So why do women still want fairy tale romances? Why do we keep seeing hundreds, possibly thousands, of dating profiles saying “I want a real man,” or “I know my Prince Charming is out there,“ or “I’m waiting for my knight in shining armor to come rescue me.”
If the most chivalrous knights couldn’t stay loyal and swooning, what chance have we got? We’ll be defying a thousand years of failed chivalry.
Is it because women still dream of being princesses? According to Psychology Today, chivalry is somehow equated with a woman’s worth. If she’s “prized and cherished” she must be good — or at least good in bed.
Trouble is, most men can’t live up to even minimal knightly expectations. If you want a faithful, adoring, swooning, covetous man, what you’ll get is what psychologists call “benevolent sexism.”
Benevolent sexism refers to men treating women like delicate timepieces. That’s all well and good if a woman wants to sit in a tower like Rapunzel. Not so good if a woman, say, has a career, or wants to go bowling
It’s also a problem for men. If the most chivalrous knights couldn’t stay loyal and swooning, what chance have we got? We’ll be defying a thousand years of failed chivalry. Admittedly, a few men manage to keep up the fantasy of giving flowers and swooning every chance they get. They’re called pansies.
If Kim can’t buy a fairy tale marriage with all her money, what chance have we got?
The rest of us must stare failure in the face. And don’t expect a woman to understand if we do fail. She’ll become depressed. She’ll say she wished we’d stayed frogs. We’ll probably end up sticking a pike up our own keisters.
As one psychologist pointed out, trying to live a fantasy can lead to colossal failures. Take Kim Kardashian’s 72-day first marriage. “I wanted a life that I’ve always pictured my fairy tale life to be,” she whined. If Kim can’t buy a fairy tale marriage with all her money, what chance have we got?
“If you want to live happily ever after,” the same psychologist said, “you’re better off forgetting castles and knights in shining armor. Women of that era — even royal women — really suffered. Where do you think the chastity belt came from?”
Madonna paid almost $92 million to settle her divorce to Guy Richie.
“For me,” Jennifer Lopez said on Good Morning America, “the biggest dream is the fairy tale and I will never give up on that.” After three failed marriages, you’d think she would. Cris Judd alone got $14 million, which is about $55,000 for each day they were married.
If that doesn’t cure you of fairy tales, maybe this will: Madonna paid almost $92 million to settle her divorce to Guy Richie. That included Ashcombe Castle in Scotland, valued at around $30 million.
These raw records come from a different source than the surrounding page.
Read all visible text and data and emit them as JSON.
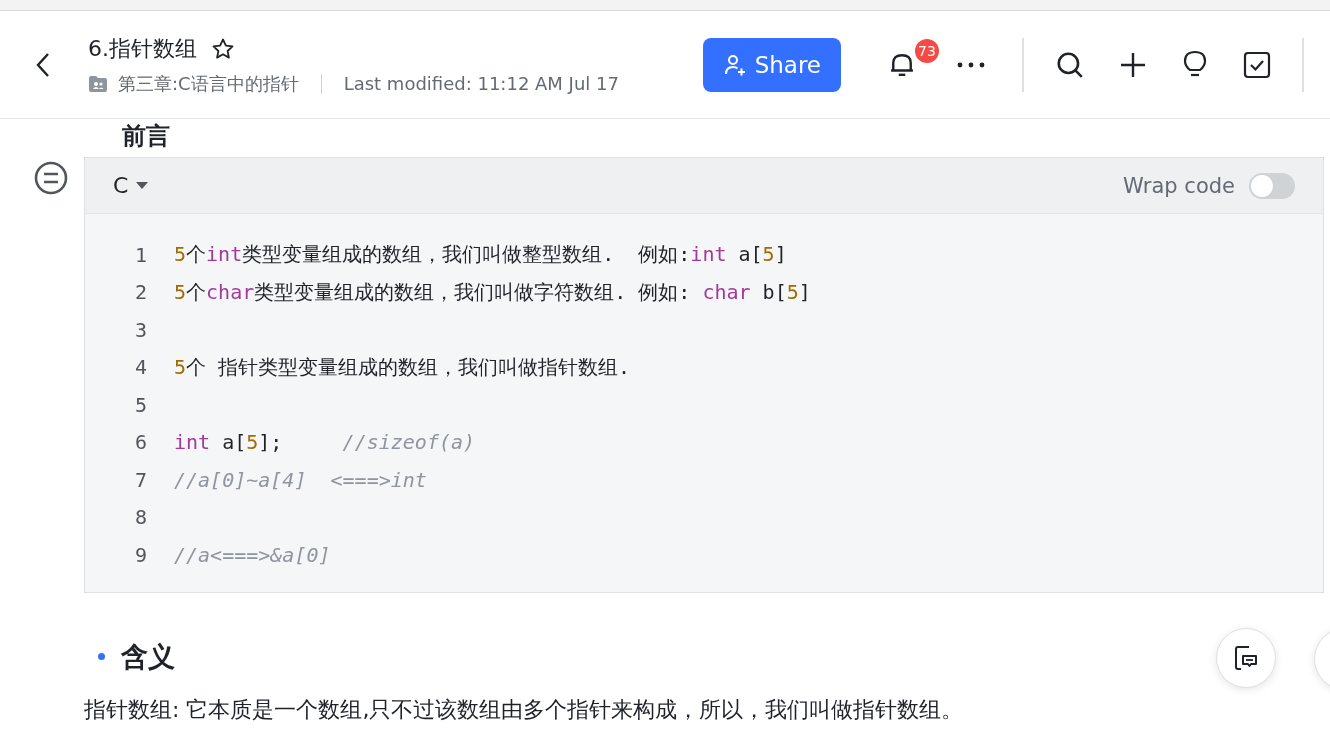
{
  "header": {
    "title": "6.指针数组",
    "starred": false,
    "folder": "第三章:C语言中的指针",
    "last_modified": "Last modified: 11:12 AM Jul 17",
    "share": "Share",
    "notifications": "73"
  },
  "heading": "前言",
  "code_block": {
    "language": "C",
    "wrap_label": "Wrap code",
    "wrap": false,
    "lines": [
      {
        "number": "1",
        "tokens": [
          {
            "kind": "num",
            "text": "5"
          },
          {
            "kind": "text",
            "text": "个"
          },
          {
            "kind": "kw",
            "text": "int"
          },
          {
            "kind": "text",
            "text": "类型变量组成的数组，我们叫做整型数组.  例如:"
          },
          {
            "kind": "kw",
            "text": "int"
          },
          {
            "kind": "text",
            "text": " a["
          },
          {
            "kind": "num",
            "text": "5"
          },
          {
            "kind": "text",
            "text": "]"
          }
        ]
      },
      {
        "number": "2",
        "tokens": [
          {
            "kind": "num",
            "text": "5"
          },
          {
            "kind": "text",
            "text": "个"
          },
          {
            "kind": "kw",
            "text": "char"
          },
          {
            "kind": "text",
            "text": "类型变量组成的数组，我们叫做字符数组. 例如: "
          },
          {
            "kind": "kw",
            "text": "char"
          },
          {
            "kind": "text",
            "text": " b["
          },
          {
            "kind": "num",
            "text": "5"
          },
          {
            "kind": "text",
            "text": "]"
          }
        ]
      },
      {
        "number": "3"
      },
      {
        "number": "4",
        "tokens": [
          {
            "kind": "num",
            "text": "5"
          },
          {
            "kind": "text",
            "text": "个 指针类型变量组成的数组，我们叫做指针数组."
          }
        ]
      },
      {
        "number": "5"
      },
      {
        "number": "6",
        "tokens": [
          {
            "kind": "kw",
            "text": "int"
          },
          {
            "kind": "text",
            "text": " a["
          },
          {
            "kind": "num",
            "text": "5"
          },
          {
            "kind": "text",
            "text": "];     "
          },
          {
            "kind": "comment",
            "text": "//sizeof(a)"
          }
        ]
      },
      {
        "number": "7",
        "tokens": [
          {
            "kind": "comment",
            "text": "//a[0]~a[4]  <===>int"
          }
        ]
      },
      {
        "number": "8"
      },
      {
        "number": "9",
        "tokens": [
          {
            "kind": "comment",
            "text": "//a<===>&a[0]"
          }
        ]
      }
    ]
  },
  "section": {
    "title": "含义",
    "paragraph": "指针数组: 它本质是一个数组,只不过该数组由多个指针来构成，所以，我们叫做指针数组。"
  }
}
Maybe Madonna, J.Lo and Kim can afford these kinds of matrimonial mistakes, but most women can’t. Better to be more realistic, forget fairy tales and let frogs hop around on someone else’s lily pad.
Kim, especially, should learn from her mother, Chris Jenner. Didn’t her Prince Charming end up in a dress?